- “I want to promote the idea of in-school professional development. The HOD is the person on site who knows her teachers, who can help her teachers on a daily basis,” Taylor said.
- Basil Manuel, the president of Naptosa, told the meeting it was “unacceptable” that HODs were not visiting classrooms and not evaluating teachers for fear of upsetting certain teachers. It was the core responsibility of an HOD to manage the curriculum and monitor its delivery, Manuel said.
- Durban - The head of the National Education Evaluation and Development Unit (Needu) at the Department of Education, Dr Nick Taylor, has called for reading to become a national priority.
- An average Grade 2 pupil should read about 60 to 70 words per minute, but that is not the case for pupils at most schools.
- As the pupils progress to Grade 5, studies show that some fall even further behind.
- Taylor was speaking at the National Professional Teachers’ Organisation of South Africa breakfast in Durban on Monday.
- “The really disturbing thing about this is the number of learners who cannot read a single word.
- “About 13% could read not a single word of that little test that we gave them in English. Now that is really, deeply disturbing,” he added. He said few Grade 5s are reading at 80 to 90 words per minute. “As far as I’m concerned, this is a national catastrophe,” he added.
- Early this year, Needu released a damning report that revealed that the country’s failing education system was embedded in teachers who can’t teach and largely did not have a grasp of the curriculum, which is the fundamental problem. Their research was based on 133 schools they visited in the country.
- “If the children are not learning to read by Grade 5, then what are teachers doing and what are the school management teams in those schools doing about assessing where the children are?

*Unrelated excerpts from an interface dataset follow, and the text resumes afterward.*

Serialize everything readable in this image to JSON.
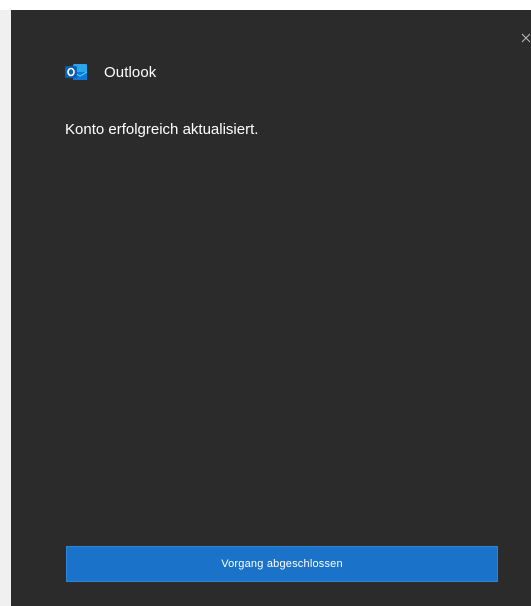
{
  "header": {
    "app_name": "Outlook",
    "logo_icon": "outlook-logo-icon"
  },
  "main": {
    "message": "Konto erfolgreich aktualisiert."
  },
  "footer": {
    "primary_button_label": "Vorgang abgeschlossen"
  },
  "window": {
    "close_icon": "close-icon"
  },
  "colors": {
    "background": "#2b2b2b",
    "accent": "#1a73c8",
    "text": "#ffffff"
  }
}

- “How can they allow the children to be far behind after five years? Are they not watching them?”
- The report states that too much time was spent on group and shared reading instead of individual reading and pupils also battle to answer comprehension tests.
- Not enough books. He said they found in the majority of foundational classes that there were two or three available books to read over the whole year, and said children at this level should read a book or two a week at least. “No wonder they can’t learn to read. There are not enough books. That’s a major problem.”
- He said school leaders should monitor pupils and pleaded with teacher unions to address the issue.
- Taylor said the role of parents was also key in assisting children to read. However, he said the school was primarily responsible to see that pupils can read independently by Grade 2.
- Naptosa president Basil Manuel said children should be encouraged to read anything, including food packaging such as cereal boxes, to improve their grasp of language.